=== What to do ===
Using the data below, determine the number of lines that include the string "image". Write only that number.

##### Provided material

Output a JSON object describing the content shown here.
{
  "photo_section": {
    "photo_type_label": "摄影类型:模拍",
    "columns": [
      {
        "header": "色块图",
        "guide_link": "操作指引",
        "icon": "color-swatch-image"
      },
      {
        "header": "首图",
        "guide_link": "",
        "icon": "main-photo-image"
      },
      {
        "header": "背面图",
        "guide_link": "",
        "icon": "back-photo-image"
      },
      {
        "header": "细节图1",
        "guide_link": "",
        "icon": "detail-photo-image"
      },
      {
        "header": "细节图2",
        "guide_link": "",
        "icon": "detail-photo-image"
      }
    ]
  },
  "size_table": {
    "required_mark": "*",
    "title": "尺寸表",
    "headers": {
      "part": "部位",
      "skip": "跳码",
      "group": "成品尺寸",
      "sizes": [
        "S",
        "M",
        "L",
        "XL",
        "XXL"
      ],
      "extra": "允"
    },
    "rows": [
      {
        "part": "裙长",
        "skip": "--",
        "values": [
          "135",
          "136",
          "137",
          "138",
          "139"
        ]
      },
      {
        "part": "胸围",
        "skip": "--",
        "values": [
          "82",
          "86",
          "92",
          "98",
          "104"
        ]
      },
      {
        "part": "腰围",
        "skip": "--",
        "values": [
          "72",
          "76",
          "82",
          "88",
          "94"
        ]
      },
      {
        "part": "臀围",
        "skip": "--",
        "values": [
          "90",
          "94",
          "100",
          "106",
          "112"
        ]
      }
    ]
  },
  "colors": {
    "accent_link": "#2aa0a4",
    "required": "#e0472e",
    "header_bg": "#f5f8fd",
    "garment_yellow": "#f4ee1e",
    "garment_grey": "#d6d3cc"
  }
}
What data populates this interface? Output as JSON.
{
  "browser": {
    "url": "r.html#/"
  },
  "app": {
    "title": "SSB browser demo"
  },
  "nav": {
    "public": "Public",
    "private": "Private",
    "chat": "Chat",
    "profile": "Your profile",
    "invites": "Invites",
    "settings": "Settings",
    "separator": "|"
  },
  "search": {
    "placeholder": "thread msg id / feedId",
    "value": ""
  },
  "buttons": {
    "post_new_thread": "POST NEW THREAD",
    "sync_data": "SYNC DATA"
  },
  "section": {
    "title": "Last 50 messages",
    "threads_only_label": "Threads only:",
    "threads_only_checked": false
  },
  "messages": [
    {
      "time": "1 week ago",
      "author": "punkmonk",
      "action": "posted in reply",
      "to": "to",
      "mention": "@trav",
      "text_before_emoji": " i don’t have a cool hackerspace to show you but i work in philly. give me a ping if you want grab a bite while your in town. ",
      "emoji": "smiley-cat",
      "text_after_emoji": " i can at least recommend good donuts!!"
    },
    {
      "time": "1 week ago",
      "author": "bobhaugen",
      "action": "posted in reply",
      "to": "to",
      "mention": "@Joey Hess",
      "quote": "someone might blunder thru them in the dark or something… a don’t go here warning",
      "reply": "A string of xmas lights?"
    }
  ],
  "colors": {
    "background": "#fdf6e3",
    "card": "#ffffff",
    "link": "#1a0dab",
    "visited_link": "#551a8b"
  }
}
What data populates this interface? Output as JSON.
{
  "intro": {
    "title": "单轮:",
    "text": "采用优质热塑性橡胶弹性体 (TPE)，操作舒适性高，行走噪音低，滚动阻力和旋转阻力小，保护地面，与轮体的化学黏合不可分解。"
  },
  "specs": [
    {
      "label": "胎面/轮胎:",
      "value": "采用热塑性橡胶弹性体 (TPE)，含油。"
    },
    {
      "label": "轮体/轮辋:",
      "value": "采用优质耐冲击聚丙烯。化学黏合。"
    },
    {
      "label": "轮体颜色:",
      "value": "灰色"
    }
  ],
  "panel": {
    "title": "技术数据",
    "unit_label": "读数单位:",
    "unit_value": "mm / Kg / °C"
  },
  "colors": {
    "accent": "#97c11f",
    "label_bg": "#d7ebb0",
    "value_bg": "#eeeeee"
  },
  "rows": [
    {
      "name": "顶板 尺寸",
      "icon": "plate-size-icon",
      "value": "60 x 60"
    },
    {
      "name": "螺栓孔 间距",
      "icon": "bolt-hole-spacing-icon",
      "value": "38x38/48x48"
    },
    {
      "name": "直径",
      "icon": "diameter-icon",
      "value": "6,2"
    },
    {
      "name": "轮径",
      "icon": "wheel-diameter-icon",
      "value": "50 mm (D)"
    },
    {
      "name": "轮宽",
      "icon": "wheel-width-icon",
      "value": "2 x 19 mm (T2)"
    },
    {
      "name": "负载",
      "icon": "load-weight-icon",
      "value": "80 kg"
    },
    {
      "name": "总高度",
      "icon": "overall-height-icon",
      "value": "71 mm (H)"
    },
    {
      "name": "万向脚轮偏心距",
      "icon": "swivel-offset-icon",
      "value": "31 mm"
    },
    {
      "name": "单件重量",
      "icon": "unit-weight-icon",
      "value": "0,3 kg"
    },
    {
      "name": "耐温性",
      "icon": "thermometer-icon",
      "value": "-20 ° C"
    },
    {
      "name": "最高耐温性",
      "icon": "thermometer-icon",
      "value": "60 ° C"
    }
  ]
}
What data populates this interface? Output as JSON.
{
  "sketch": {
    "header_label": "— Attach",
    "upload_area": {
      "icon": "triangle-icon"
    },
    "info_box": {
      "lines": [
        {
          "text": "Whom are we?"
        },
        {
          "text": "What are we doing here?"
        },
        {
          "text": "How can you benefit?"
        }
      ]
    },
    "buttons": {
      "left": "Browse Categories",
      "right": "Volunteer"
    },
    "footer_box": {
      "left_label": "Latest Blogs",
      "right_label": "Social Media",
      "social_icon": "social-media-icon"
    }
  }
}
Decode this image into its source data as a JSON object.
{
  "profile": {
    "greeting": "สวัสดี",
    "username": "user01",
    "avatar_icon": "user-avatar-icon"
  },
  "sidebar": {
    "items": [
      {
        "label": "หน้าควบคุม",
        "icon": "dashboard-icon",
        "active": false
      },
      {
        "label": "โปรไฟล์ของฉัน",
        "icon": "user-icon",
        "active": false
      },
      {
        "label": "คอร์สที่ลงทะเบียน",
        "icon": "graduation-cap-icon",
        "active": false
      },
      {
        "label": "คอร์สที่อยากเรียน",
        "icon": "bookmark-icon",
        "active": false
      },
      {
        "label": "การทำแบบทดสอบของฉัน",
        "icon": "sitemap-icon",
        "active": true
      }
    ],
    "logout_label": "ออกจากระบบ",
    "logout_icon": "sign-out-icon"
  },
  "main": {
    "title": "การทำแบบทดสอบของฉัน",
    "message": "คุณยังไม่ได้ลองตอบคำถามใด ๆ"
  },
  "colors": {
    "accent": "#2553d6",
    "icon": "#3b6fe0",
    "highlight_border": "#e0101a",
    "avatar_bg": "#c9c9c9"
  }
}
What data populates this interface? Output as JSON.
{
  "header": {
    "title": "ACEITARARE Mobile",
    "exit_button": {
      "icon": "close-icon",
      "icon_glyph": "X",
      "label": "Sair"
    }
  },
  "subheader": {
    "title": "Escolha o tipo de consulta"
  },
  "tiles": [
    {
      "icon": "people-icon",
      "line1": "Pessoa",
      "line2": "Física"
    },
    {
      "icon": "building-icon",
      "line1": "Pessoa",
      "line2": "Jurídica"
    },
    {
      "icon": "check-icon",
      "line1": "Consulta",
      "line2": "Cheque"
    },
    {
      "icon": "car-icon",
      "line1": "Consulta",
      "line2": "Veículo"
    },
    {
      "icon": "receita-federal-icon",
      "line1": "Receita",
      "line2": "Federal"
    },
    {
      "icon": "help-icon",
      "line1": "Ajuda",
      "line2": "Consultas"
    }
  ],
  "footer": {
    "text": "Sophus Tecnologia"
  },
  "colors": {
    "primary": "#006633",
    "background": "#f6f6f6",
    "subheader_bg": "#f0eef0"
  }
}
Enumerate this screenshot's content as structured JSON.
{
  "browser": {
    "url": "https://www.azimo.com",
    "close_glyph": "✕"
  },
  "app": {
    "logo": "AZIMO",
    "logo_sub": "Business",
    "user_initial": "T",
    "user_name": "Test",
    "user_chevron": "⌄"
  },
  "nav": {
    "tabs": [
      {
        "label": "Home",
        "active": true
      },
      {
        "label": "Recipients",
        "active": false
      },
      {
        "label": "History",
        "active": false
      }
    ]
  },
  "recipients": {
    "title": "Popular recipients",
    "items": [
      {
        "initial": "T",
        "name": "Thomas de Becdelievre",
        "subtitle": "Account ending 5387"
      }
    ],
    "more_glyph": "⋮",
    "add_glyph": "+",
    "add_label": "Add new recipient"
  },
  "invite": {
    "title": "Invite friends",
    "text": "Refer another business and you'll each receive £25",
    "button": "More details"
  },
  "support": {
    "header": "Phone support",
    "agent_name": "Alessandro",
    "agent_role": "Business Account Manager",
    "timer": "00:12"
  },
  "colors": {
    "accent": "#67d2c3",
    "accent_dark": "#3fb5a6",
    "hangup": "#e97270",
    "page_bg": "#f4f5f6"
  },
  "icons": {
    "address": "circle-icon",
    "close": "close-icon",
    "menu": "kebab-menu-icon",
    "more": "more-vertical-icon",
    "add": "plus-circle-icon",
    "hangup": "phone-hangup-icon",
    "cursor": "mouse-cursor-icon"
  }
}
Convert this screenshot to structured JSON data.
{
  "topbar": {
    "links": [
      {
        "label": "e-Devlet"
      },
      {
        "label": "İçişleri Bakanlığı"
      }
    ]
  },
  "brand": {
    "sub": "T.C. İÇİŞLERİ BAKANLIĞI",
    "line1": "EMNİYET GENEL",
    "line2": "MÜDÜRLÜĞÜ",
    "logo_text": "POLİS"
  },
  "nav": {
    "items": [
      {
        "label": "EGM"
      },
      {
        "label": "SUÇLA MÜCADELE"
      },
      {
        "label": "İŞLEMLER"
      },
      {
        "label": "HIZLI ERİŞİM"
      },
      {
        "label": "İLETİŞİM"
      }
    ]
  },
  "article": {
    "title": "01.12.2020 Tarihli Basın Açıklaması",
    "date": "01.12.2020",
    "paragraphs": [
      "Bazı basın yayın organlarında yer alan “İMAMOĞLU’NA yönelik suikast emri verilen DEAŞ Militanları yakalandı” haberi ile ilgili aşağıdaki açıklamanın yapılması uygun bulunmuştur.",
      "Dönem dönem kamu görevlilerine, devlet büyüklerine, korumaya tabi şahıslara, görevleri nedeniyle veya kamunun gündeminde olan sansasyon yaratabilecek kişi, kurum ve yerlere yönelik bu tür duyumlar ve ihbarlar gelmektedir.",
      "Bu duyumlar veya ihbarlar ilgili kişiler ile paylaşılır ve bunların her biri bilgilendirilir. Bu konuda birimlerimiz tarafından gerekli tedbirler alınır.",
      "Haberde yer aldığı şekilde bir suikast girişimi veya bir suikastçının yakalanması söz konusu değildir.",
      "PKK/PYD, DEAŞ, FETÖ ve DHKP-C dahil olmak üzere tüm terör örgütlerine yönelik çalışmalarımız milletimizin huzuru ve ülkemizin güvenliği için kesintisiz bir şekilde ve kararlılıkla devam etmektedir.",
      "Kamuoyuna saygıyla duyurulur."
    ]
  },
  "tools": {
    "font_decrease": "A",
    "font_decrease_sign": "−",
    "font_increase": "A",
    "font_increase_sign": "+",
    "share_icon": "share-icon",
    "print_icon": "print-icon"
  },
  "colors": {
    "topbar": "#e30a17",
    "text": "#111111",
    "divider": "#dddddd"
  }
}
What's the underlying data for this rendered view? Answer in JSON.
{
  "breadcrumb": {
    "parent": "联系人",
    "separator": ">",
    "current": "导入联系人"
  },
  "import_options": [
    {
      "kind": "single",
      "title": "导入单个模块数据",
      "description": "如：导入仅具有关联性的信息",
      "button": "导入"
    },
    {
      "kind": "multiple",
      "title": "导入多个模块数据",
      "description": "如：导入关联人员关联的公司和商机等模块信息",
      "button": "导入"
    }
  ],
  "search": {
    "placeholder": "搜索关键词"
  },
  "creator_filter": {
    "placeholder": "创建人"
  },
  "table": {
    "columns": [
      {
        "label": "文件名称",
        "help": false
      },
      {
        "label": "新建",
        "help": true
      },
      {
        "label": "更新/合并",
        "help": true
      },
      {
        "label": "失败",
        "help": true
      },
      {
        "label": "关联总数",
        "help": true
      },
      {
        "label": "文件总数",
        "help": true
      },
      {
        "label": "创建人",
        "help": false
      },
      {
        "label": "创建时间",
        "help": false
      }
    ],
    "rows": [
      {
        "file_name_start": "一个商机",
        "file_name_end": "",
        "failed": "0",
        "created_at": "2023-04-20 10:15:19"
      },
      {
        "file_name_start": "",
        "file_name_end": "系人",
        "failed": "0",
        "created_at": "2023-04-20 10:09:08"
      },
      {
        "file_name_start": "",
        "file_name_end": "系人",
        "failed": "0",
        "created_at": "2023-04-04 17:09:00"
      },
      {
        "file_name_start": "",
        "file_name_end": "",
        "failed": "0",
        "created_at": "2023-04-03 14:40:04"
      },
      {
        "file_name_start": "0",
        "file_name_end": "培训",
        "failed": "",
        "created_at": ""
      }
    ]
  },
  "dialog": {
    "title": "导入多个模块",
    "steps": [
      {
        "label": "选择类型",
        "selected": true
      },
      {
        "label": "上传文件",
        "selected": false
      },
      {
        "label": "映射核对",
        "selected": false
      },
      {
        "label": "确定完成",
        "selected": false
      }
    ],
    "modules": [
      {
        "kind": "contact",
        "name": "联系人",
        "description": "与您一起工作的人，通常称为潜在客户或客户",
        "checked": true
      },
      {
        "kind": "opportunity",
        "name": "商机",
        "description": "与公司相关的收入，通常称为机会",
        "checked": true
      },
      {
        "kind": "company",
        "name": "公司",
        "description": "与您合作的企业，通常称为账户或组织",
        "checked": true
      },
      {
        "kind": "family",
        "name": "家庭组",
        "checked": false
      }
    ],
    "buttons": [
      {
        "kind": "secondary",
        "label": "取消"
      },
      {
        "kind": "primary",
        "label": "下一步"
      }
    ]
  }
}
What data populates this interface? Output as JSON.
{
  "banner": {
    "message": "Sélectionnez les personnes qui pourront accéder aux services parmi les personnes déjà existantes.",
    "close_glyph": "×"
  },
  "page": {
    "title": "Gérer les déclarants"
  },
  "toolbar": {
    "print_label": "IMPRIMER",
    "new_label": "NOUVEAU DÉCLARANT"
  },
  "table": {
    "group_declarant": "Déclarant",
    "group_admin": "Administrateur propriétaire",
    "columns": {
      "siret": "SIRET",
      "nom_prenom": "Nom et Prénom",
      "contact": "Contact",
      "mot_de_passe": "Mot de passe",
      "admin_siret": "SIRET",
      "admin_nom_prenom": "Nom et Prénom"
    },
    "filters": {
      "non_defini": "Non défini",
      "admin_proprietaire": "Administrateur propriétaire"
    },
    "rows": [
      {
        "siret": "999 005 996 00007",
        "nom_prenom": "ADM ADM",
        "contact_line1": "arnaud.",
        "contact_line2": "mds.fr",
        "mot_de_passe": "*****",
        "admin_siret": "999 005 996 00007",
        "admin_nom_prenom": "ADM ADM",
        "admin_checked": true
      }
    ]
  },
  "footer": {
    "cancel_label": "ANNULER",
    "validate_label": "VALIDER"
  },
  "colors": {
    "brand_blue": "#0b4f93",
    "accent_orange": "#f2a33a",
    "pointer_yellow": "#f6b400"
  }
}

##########

=== Result ===
6